In my original review of the Amazon Echo, I awarded it the first perfect 10 rating I've ever given a product. If writing that review today I'd rate it even higher.

amazon-echo-top.jpg

When Amazon unveiled the Echo last year many didn't know quite what to make of it. A simple black cylinder that was an audio system and window into the web all wrapped up in one, and operated almost entirely by voice. Voice operation was hands-free as "Alexa" -- the name used to get the AI's attention -- was always listening for your command.

While some buyers have yet to receive the unique gizmo from Amazon, I was lucky enough to receive one of the first and I've had the Amazon Echo for five months. I admit that now I rarely think about the Echo. Not because I don't use it much, but because using and operating it by voice has become natural to my daily routine.

must read

Digital transformation: Making it work in the real world

It takes more than shiny new technologies to remake business processes. Here are a few ideas on how to make digital transformation projects work in your organisation.

I find Alexa, I mean the Echo, to be a part of my life as I use it constantly. I tell "her" what I want and the Echo delivers. The microphone array in the Echo is so good I can be anywhere in the loft up to 30 feet away and my command is heard and parsed perfectly.

I regularly use the Echo to play music in my apartment, and it's even better at it than when I first got it. Amazon has regularly added features to the Echo since it shipped, and adding popular music streaming services has been a big part of the updates. These include most of the major services including iTunes. I can listen to my huge music collection in the iTunes cloud without touching the iTunes app.

My favorite music service is Pandora, and now I just tell Alexa which station I want to hear and it happens. When a song plays that I don't like I tell Alexa to skip it. When my mood changes I tell Alexa to play another station. If the volume is too low or too high I tell Alexa to raise or lower it. When a phone call comes in I just say "pause". It is second nature and I miss it when listening to music when not at home.

Updates are pushed to the Echo and require little or no action on my part to get them going.

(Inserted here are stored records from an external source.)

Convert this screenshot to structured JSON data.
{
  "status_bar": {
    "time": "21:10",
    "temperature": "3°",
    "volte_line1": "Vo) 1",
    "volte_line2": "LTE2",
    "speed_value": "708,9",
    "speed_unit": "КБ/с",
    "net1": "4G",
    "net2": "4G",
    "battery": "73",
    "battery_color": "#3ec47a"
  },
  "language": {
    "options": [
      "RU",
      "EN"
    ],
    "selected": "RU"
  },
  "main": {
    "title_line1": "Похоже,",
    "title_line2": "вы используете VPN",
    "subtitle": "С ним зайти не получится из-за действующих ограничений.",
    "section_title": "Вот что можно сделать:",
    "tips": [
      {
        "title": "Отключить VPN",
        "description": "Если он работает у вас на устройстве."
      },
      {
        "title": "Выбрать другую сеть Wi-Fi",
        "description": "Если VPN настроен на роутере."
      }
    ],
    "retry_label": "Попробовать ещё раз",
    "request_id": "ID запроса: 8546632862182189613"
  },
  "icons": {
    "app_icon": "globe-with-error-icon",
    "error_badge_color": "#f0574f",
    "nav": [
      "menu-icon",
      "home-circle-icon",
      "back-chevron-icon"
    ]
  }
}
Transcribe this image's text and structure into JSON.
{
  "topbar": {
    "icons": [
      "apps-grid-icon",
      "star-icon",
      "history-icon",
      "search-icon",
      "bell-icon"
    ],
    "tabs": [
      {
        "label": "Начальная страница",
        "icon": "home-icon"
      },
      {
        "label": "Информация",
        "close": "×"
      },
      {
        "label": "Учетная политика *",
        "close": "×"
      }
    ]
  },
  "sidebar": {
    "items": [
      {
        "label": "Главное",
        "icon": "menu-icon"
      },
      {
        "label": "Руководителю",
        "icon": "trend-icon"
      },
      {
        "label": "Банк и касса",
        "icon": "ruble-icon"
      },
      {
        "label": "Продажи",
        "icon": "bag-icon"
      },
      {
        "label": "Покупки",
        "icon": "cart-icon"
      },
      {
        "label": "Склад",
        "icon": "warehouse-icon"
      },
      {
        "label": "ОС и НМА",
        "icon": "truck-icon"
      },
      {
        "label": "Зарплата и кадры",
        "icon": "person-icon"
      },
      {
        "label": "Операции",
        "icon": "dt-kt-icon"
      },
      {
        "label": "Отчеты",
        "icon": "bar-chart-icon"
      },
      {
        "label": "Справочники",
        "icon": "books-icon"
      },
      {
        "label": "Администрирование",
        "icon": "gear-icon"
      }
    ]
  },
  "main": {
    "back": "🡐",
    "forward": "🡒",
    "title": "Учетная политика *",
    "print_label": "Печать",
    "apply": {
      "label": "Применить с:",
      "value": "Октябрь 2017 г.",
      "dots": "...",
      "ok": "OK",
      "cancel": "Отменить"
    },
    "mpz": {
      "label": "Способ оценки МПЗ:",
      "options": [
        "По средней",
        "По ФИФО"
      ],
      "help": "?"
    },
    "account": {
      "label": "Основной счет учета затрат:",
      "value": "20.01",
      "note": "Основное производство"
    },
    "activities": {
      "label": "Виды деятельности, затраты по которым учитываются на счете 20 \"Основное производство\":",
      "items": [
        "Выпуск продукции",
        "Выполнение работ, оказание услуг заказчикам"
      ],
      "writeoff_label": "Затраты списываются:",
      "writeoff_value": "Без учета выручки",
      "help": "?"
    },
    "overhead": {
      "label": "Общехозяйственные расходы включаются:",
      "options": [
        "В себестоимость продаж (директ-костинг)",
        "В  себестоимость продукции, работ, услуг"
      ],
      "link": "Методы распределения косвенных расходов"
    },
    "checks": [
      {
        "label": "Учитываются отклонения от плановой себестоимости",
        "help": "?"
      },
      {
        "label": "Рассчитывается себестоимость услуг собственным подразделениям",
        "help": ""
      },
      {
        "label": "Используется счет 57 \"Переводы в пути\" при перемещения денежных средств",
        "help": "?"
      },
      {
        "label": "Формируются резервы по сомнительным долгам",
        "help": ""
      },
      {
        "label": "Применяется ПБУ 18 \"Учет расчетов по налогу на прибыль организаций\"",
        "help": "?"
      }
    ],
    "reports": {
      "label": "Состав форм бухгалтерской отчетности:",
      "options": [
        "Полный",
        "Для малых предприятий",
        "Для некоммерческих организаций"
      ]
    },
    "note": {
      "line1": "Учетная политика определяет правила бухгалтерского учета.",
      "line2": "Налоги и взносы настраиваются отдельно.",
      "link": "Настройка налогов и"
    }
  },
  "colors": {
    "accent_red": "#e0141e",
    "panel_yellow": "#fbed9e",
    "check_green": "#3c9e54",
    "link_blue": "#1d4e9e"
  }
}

Shortly after an update arrives an email comes from Amazon explaining all the new features.

Major features added since launch of the Amazon Echo:

  • Addition of Pandora, Spotify, and iTunes for voice control
  • Voice control of smart home devices using WeMo including Philips Hue devces
  • Addition of MLB and MLS searches about any game
  • Programmable tasks using iFTTT

Amazon Echo just became much more useful with IFTTT support

Why wait for apps to work with the Amazon Echo when you can bring them yourself through If This, Then That support and 116 different services?

Probably the most important addition to the Echo is Amazon's recent release of a beta SDK. They are working with developers in the program to make apps available to take advantage of the Echo's unique capabilities. I can't wait to start seeing cool functionality coming out of this effort.

One added feature that I ridiculed when it rolled out, I believe the term "goofy" was used, has turned out to be tremendous fun. Hiding in another room and having Alexa talk to my grandkids by name using the Simon Says function is a blast.

The Amazon Echo is the most used gadget in my home due to its usefulness. Playing music and asking for quick web searches has become second nature. Alexa is always ready to do what I ask, understanding every voice command without fail. It's as if Amazon sent an invisible assistant to me that is always there, always listening just in case I need something.

As an Amazon Prime member I bought the Echo for only $99. Knowing what I know today I'd gladly pay the regular price of $179.

Additional Amazon Echo coverage:

Newsletters

You have been successfully signed up. To sign up for more newsletters or to manage your account, visit the Newsletter Subscription Center.
See All
See All